If we learn to listen and observe carefully, the dying can teach us important things that we need to learn in preparing for the end of our own life's journey. From standing at the bedside of the dying, Robert L. Wise came to realize there were important patterns and steps that the dying were trying to describe. And, yet, many miss these life lessons when they go to great lengths to avoid a conversation or encounter with the dying. Wise learned by stopping and listening to the dying that we can get beyond our morbid fears of death, to come to a place of peaceful acceptance and to be able to look ahead to a dignified celebration of death. Inspiring stories of those with one foot stepping into eternity give us assurance, hope, and a fresh expectation of what lies beyond the grave. We can all face it without fear. Here are fascinating stories offering reassurance and promise.
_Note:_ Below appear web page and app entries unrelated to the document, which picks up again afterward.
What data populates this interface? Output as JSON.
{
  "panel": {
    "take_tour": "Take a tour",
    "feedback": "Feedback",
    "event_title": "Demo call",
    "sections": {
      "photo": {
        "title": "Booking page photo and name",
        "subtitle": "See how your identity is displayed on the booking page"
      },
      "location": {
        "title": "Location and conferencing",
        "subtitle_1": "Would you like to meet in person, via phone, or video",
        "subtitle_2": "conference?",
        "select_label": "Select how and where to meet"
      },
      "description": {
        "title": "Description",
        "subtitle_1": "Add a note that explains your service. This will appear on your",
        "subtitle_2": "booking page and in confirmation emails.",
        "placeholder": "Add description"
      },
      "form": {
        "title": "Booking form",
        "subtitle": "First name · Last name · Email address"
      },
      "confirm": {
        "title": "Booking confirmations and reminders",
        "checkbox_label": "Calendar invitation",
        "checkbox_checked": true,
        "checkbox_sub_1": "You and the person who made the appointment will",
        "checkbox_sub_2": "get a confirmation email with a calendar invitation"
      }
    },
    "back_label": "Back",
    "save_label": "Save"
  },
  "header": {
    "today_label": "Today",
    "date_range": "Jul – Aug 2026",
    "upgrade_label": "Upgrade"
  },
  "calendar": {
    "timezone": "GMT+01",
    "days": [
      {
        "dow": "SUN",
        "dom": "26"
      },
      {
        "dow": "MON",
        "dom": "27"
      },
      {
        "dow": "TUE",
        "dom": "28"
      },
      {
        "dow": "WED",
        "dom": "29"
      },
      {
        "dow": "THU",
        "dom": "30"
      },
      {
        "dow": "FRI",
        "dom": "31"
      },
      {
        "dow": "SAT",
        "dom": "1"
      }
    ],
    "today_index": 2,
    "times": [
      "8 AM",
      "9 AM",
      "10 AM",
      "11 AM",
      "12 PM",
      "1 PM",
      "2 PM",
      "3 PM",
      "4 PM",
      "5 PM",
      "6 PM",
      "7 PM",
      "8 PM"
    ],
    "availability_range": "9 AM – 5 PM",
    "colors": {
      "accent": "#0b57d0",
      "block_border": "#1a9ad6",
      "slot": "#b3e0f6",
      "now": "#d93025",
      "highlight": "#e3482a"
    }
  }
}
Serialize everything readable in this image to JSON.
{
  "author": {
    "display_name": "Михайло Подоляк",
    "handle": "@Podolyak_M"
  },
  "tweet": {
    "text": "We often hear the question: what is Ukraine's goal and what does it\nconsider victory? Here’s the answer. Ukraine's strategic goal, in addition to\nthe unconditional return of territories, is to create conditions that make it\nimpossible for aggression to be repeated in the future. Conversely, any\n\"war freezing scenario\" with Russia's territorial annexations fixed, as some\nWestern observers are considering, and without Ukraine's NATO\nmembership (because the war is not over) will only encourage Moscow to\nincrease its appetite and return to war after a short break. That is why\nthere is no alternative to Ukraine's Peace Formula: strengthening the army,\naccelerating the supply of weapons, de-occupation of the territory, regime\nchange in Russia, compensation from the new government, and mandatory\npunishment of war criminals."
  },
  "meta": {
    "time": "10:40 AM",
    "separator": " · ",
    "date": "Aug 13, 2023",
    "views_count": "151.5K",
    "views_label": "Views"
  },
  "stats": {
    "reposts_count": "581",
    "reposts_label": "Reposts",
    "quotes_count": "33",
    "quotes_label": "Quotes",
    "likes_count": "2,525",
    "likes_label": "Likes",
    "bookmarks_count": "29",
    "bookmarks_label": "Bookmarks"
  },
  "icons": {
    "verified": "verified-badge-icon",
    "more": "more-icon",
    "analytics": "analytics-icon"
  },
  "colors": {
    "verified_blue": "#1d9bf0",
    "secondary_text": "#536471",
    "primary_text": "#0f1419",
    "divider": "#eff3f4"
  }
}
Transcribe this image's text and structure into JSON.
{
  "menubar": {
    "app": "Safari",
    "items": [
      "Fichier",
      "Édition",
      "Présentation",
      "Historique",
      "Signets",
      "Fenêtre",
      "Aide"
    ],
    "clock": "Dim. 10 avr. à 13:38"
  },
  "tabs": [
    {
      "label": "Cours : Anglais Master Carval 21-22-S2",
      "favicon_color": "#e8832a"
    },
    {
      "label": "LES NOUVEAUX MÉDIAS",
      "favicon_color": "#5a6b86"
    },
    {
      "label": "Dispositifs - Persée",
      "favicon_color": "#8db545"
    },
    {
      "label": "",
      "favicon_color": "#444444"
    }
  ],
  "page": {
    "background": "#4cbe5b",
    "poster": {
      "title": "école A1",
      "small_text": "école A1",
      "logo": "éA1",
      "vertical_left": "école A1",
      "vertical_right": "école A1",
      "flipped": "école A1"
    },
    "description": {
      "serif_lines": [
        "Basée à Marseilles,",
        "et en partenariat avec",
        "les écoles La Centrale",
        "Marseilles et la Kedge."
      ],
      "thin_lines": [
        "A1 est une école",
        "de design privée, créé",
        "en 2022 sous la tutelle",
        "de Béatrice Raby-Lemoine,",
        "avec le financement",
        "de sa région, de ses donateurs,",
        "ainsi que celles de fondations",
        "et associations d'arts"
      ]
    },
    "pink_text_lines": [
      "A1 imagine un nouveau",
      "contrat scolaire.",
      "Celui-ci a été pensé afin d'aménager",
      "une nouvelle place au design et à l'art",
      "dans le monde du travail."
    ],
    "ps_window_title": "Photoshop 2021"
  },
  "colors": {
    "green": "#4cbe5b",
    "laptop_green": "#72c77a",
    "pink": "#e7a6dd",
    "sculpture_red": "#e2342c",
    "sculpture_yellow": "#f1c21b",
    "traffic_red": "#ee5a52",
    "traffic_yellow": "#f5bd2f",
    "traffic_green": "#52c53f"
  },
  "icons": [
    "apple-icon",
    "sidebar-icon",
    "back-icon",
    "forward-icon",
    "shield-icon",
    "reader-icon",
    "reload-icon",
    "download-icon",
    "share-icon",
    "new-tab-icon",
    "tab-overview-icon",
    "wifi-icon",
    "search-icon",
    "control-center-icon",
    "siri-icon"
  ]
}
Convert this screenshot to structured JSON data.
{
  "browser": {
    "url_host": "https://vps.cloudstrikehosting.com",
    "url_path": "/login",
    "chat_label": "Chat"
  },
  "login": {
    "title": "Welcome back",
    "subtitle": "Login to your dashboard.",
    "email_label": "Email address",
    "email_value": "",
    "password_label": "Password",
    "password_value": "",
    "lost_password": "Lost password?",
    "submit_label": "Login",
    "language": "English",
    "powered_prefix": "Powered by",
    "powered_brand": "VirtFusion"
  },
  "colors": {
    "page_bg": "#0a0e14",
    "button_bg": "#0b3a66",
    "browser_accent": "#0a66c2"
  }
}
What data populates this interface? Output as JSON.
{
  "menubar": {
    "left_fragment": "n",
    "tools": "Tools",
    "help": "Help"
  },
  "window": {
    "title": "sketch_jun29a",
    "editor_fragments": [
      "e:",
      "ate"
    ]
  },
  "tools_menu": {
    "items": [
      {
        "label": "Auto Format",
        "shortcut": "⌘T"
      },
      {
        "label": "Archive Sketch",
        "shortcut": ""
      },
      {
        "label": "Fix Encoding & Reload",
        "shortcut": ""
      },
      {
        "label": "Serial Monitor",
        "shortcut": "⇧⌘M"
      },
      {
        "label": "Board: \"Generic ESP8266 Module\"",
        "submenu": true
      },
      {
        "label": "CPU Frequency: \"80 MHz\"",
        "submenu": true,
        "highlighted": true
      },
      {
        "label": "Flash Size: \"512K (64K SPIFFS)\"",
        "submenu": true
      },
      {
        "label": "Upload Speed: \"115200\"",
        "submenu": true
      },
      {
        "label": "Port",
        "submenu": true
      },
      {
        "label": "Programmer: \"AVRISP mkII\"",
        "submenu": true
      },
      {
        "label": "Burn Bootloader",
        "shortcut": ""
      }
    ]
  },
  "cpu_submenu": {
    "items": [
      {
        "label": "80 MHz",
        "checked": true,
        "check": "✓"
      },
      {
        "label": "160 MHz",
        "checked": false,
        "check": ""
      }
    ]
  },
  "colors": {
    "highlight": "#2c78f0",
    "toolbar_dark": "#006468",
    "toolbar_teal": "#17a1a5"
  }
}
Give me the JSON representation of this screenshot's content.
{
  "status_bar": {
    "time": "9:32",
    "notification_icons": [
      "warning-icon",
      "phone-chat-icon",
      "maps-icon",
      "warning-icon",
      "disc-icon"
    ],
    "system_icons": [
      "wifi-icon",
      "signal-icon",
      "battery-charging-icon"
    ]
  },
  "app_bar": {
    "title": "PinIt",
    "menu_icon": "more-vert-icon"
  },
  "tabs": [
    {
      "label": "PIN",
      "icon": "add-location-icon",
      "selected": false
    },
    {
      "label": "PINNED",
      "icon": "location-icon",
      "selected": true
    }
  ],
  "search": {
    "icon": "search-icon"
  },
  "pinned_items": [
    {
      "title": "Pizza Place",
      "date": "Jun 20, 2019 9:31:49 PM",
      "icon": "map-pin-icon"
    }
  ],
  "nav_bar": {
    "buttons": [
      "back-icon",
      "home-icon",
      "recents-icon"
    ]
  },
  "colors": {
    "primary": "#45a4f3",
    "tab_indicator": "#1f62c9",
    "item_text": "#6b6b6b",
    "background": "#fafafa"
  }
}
In this unassuming but engrossing volume on what the dying can teach the living, Wise accomplishes something rather unusual: making a case for the validity of "near-death" experiences from a traditional Christian perspective. The prolific nonfiction author and novelist, an archbishop in the Communion of Evangelical Episcopal Churches, has conservative Christian bona fides twinned with a gentle, folksy manner that invites readers to take his collection of "snapshots" from the deathbed seriously and to confront their own fear of death. Drawing from a very wide-ranging array of Scriptural, spiritual and literary narratives, Wise hopes to inspire readers to listen to those who are dying, ask questions that help them articulate what they are experiencing and even pray for their healing as they make the passage from this world to the one Wise is convinced is just in front of them. For almost every argument that scientists have posed attempting to debunk "near-death" experiences, Wise has a countervailing anecdote, presented with winsome humility. Will his eclectic array of stories convince the skeptics? Probably not but neither can his volume be dismissed as syncretistic psychobabble. In most respects a common-sense manual of pastoral care for the dying, this book should be popular with Christians and non-Christians alike.